| EXERCISE AIM |
Show each line of the records in which the word "Update" occurs.

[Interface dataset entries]

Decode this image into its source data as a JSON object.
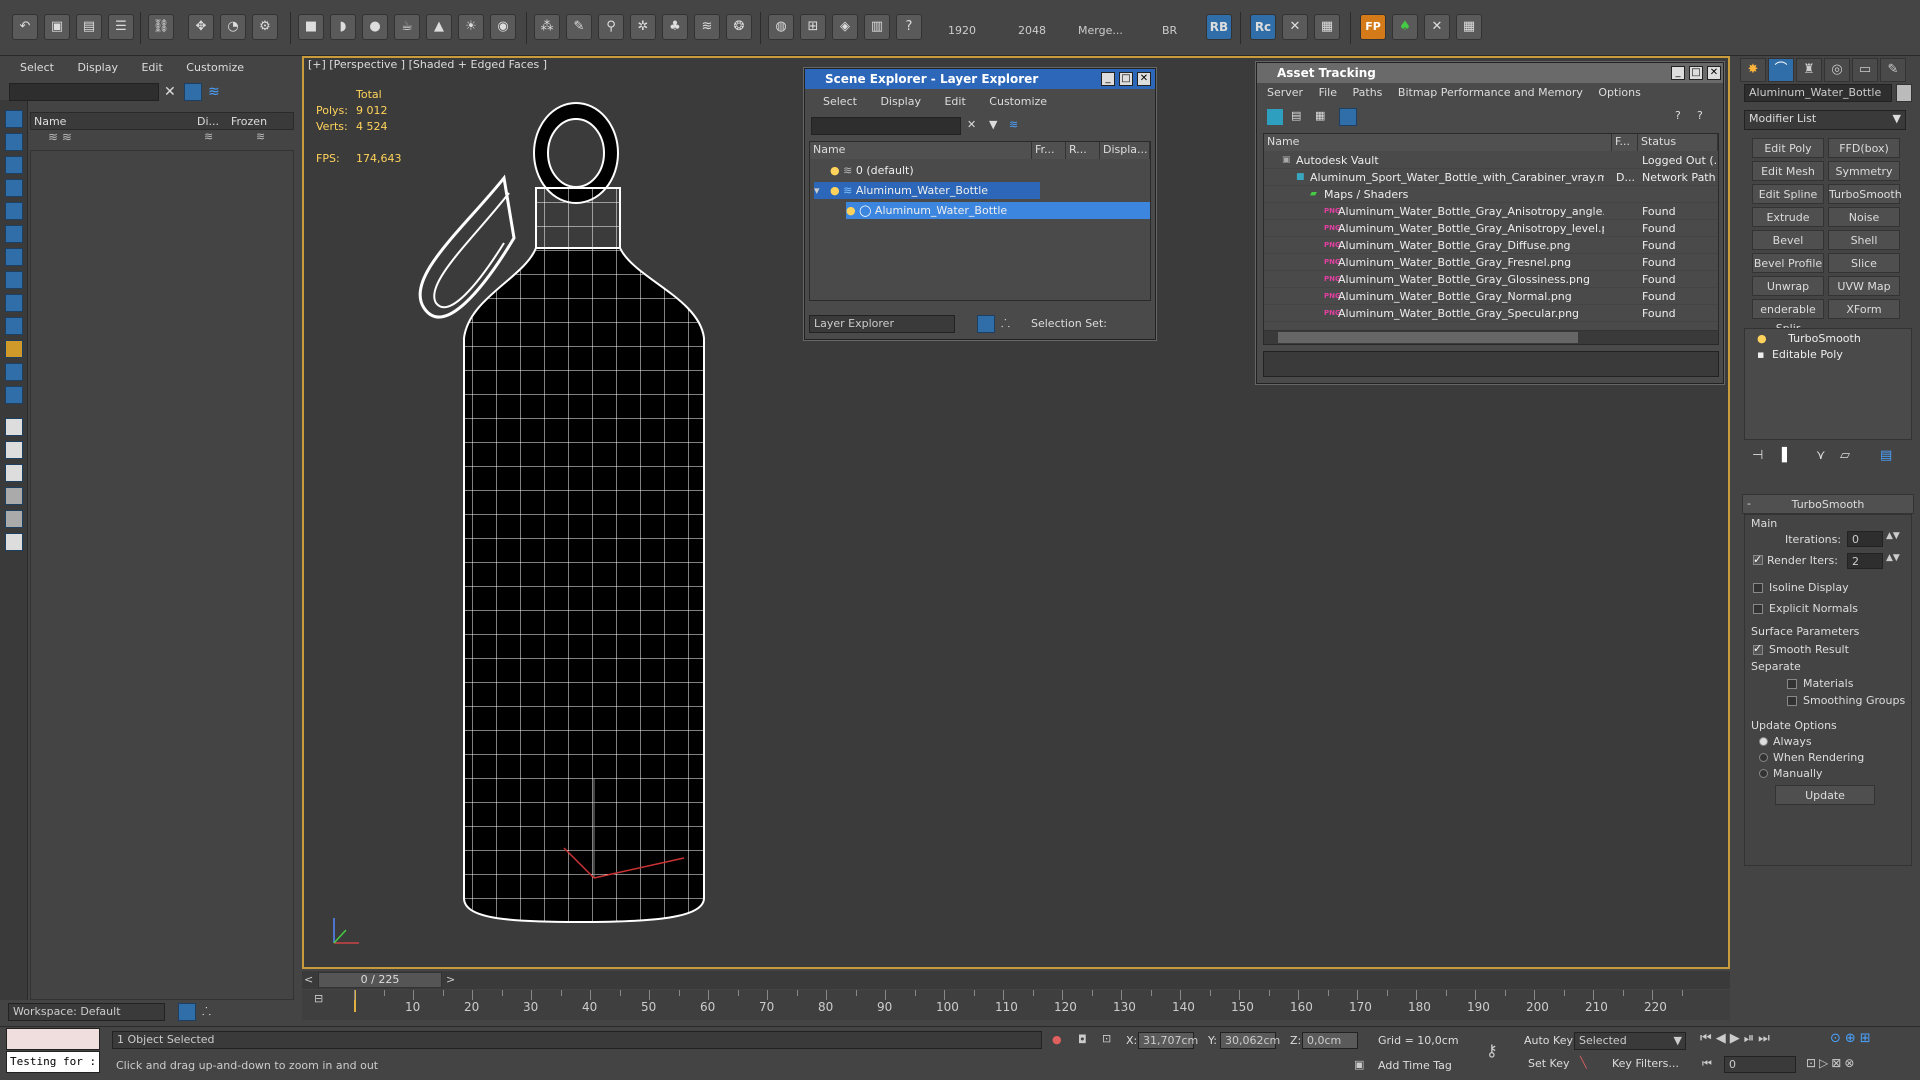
{
  "toolbar": {
    "width_value": "1920",
    "height_value": "2048",
    "merge_label": "Merge...",
    "br_label": "BR",
    "rb_label": "RB",
    "rc_label": "Rc",
    "fp_label": "FP"
  },
  "left_panel": {
    "menu": [
      "Select",
      "Display",
      "Edit",
      "Customize"
    ],
    "col_name": "Name",
    "col_display": "Di...",
    "col_frozen": "Frozen",
    "workspace": "Workspace: Default"
  },
  "viewport": {
    "label": "[+] [Perspective ] [Shaded + Edged Faces ]",
    "stats_total": "Total",
    "polys_label": "Polys:",
    "polys_value": "9 012",
    "verts_label": "Verts:",
    "verts_value": "4 524",
    "fps_label": "FPS:",
    "fps_value": "174,643"
  },
  "scene_explorer": {
    "title": "Scene Explorer - Layer Explorer",
    "menu": [
      "Select",
      "Display",
      "Edit",
      "Customize"
    ],
    "cols": [
      "Name",
      "Fr...",
      "R...",
      "Displa..."
    ],
    "rows": [
      {
        "name": "0 (default)",
        "level": 0
      },
      {
        "name": "Aluminum_Water_Bottle",
        "level": 0
      },
      {
        "name": "Aluminum_Water_Bottle",
        "level": 1
      }
    ],
    "footer_dropdown": "Layer Explorer",
    "selection_set": "Selection Set:"
  },
  "asset_tracking": {
    "title": "Asset Tracking",
    "menu": [
      "Server",
      "File",
      "Paths",
      "Bitmap Performance and Memory",
      "Options"
    ],
    "cols": [
      "Name",
      "F...",
      "Status"
    ],
    "rows": [
      {
        "name": "Autodesk Vault",
        "f": "",
        "status": "Logged Out (...",
        "indent": 0
      },
      {
        "name": "Aluminum_Sport_Water_Bottle_with_Carabiner_vray.max",
        "f": "D...",
        "status": "Network Path",
        "indent": 1
      },
      {
        "name": "Maps / Shaders",
        "f": "",
        "status": "",
        "indent": 2
      },
      {
        "name": "Aluminum_Water_Bottle_Gray_Anisotropy_angle.png",
        "f": "",
        "status": "Found",
        "indent": 3
      },
      {
        "name": "Aluminum_Water_Bottle_Gray_Anisotropy_level.png",
        "f": "",
        "status": "Found",
        "indent": 3
      },
      {
        "name": "Aluminum_Water_Bottle_Gray_Diffuse.png",
        "f": "",
        "status": "Found",
        "indent": 3
      },
      {
        "name": "Aluminum_Water_Bottle_Gray_Fresnel.png",
        "f": "",
        "status": "Found",
        "indent": 3
      },
      {
        "name": "Aluminum_Water_Bottle_Gray_Glossiness.png",
        "f": "",
        "status": "Found",
        "indent": 3
      },
      {
        "name": "Aluminum_Water_Bottle_Gray_Normal.png",
        "f": "",
        "status": "Found",
        "indent": 3
      },
      {
        "name": "Aluminum_Water_Bottle_Gray_Specular.png",
        "f": "",
        "status": "Found",
        "indent": 3
      }
    ],
    "png_badge": "PNG"
  },
  "command_panel": {
    "object_name": "Aluminum_Water_Bottle",
    "modifier_list": "Modifier List",
    "buttons": [
      "Edit Poly",
      "FFD(box)",
      "Edit Mesh",
      "Symmetry",
      "Edit Spline",
      "TurboSmooth",
      "Extrude",
      "Noise",
      "Bevel",
      "Shell",
      "Bevel Profile",
      "Slice",
      "Unwrap UVW",
      "UVW Map",
      "enderable Splir",
      "XForm"
    ],
    "stack": [
      "TurboSmooth",
      "Editable Poly"
    ],
    "rollout_title": "TurboSmooth",
    "main_label": "Main",
    "iterations_label": "Iterations:",
    "iterations_value": "0",
    "render_iters_label": "Render Iters:",
    "render_iters_value": "2",
    "isoline_label": "Isoline Display",
    "explicit_normals_label": "Explicit Normals",
    "surface_params_label": "Surface Parameters",
    "smooth_result_label": "Smooth Result",
    "separate_label": "Separate",
    "materials_label": "Materials",
    "smoothing_groups_label": "Smoothing Groups",
    "update_options_label": "Update Options",
    "always_label": "Always",
    "when_rendering_label": "When Rendering",
    "manually_label": "Manually",
    "update_button": "Update"
  },
  "timeline": {
    "frame_label": "0 / 225",
    "ticks": [
      "10",
      "20",
      "30",
      "40",
      "50",
      "60",
      "70",
      "80",
      "90",
      "100",
      "110",
      "120",
      "130",
      "140",
      "150",
      "160",
      "170",
      "180",
      "190",
      "200",
      "210",
      "220"
    ]
  },
  "status": {
    "maxscript": "Testing for :",
    "selection": "1 Object Selected",
    "prompt": "Click and drag up-and-down to zoom in and out",
    "x_label": "X:",
    "x_value": "31,707cm",
    "y_label": "Y:",
    "y_value": "30,062cm",
    "z_label": "Z:",
    "z_value": "0,0cm",
    "grid": "Grid = 10,0cm",
    "add_time_tag": "Add Time Tag",
    "auto_key": "Auto Key",
    "set_key": "Set Key",
    "selected": "Selected",
    "key_filters": "Key Filters...",
    "frame_value": "0"
  }
}
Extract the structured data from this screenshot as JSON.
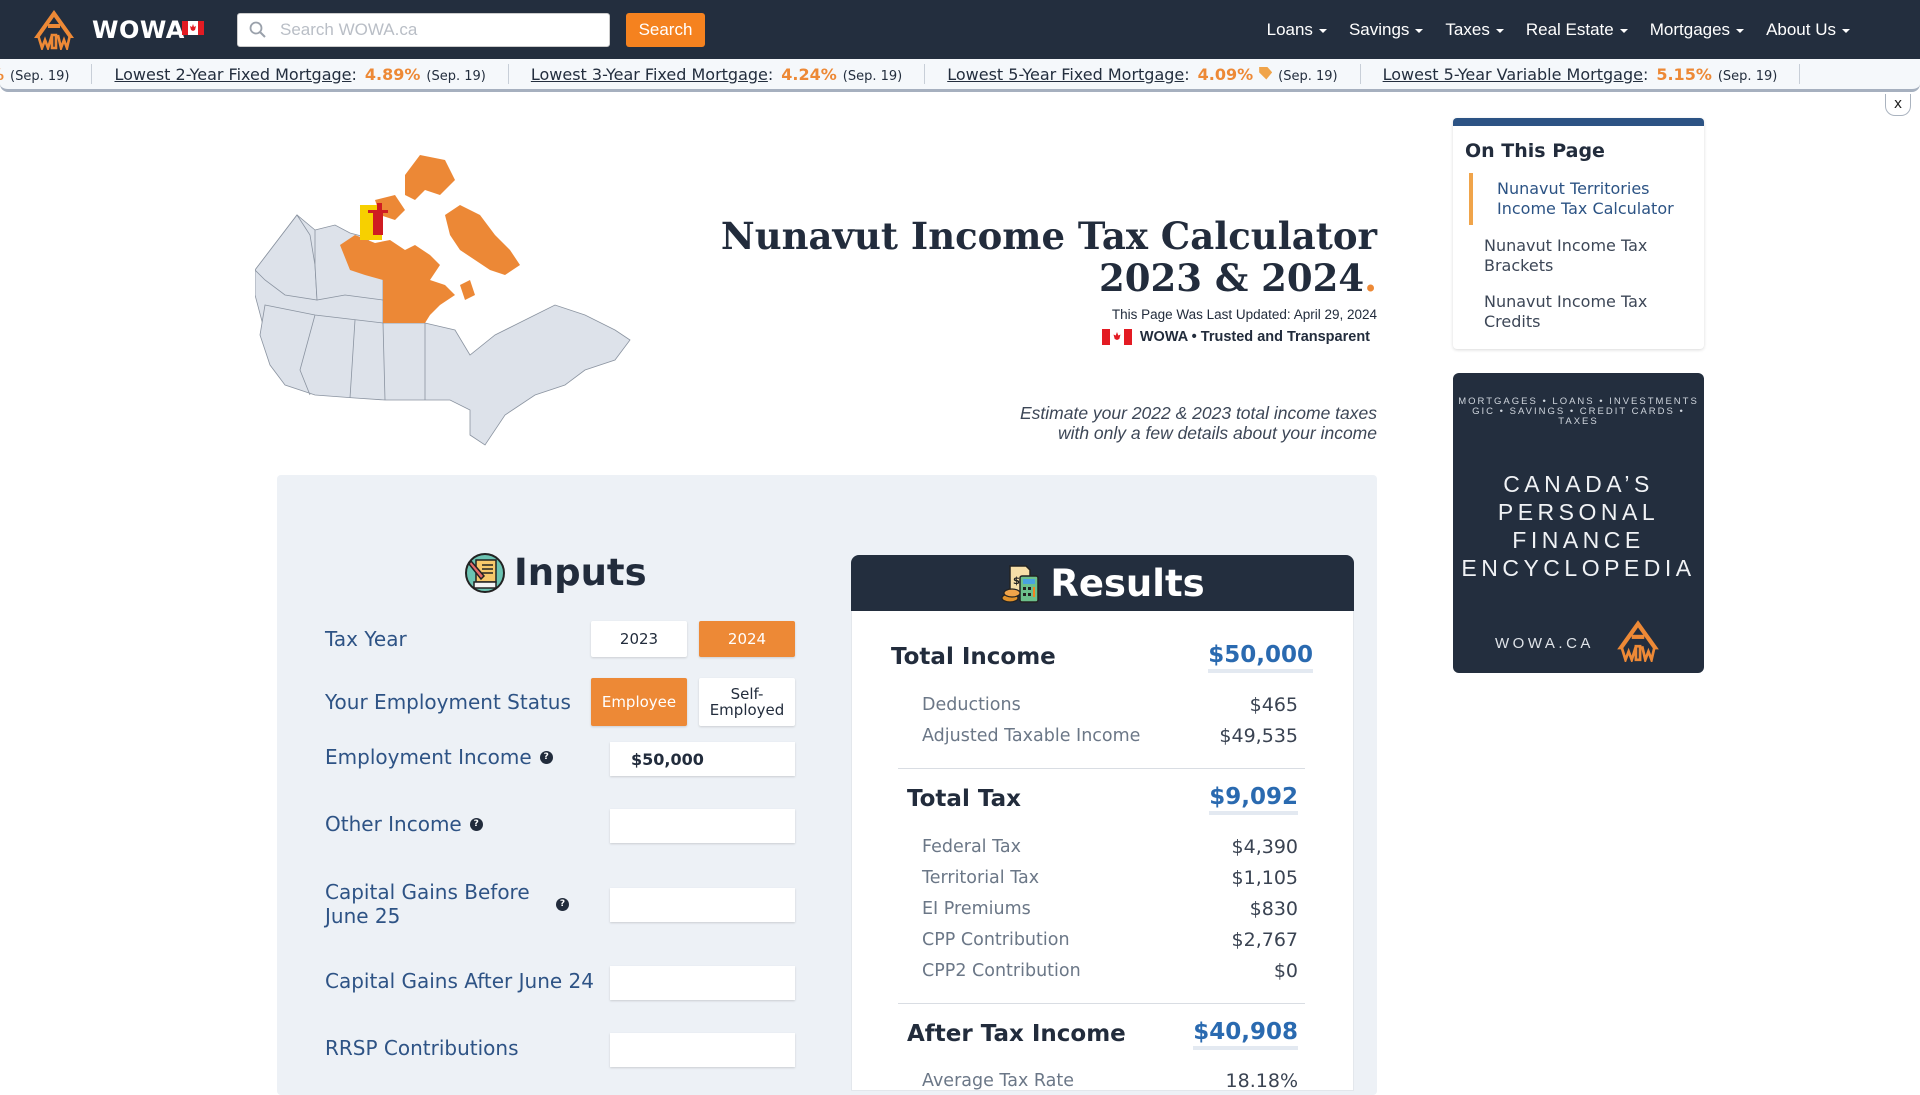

| RESULT OF THIS TASK |
    "update_options_label": "Update Options",
    "update_button": "Update"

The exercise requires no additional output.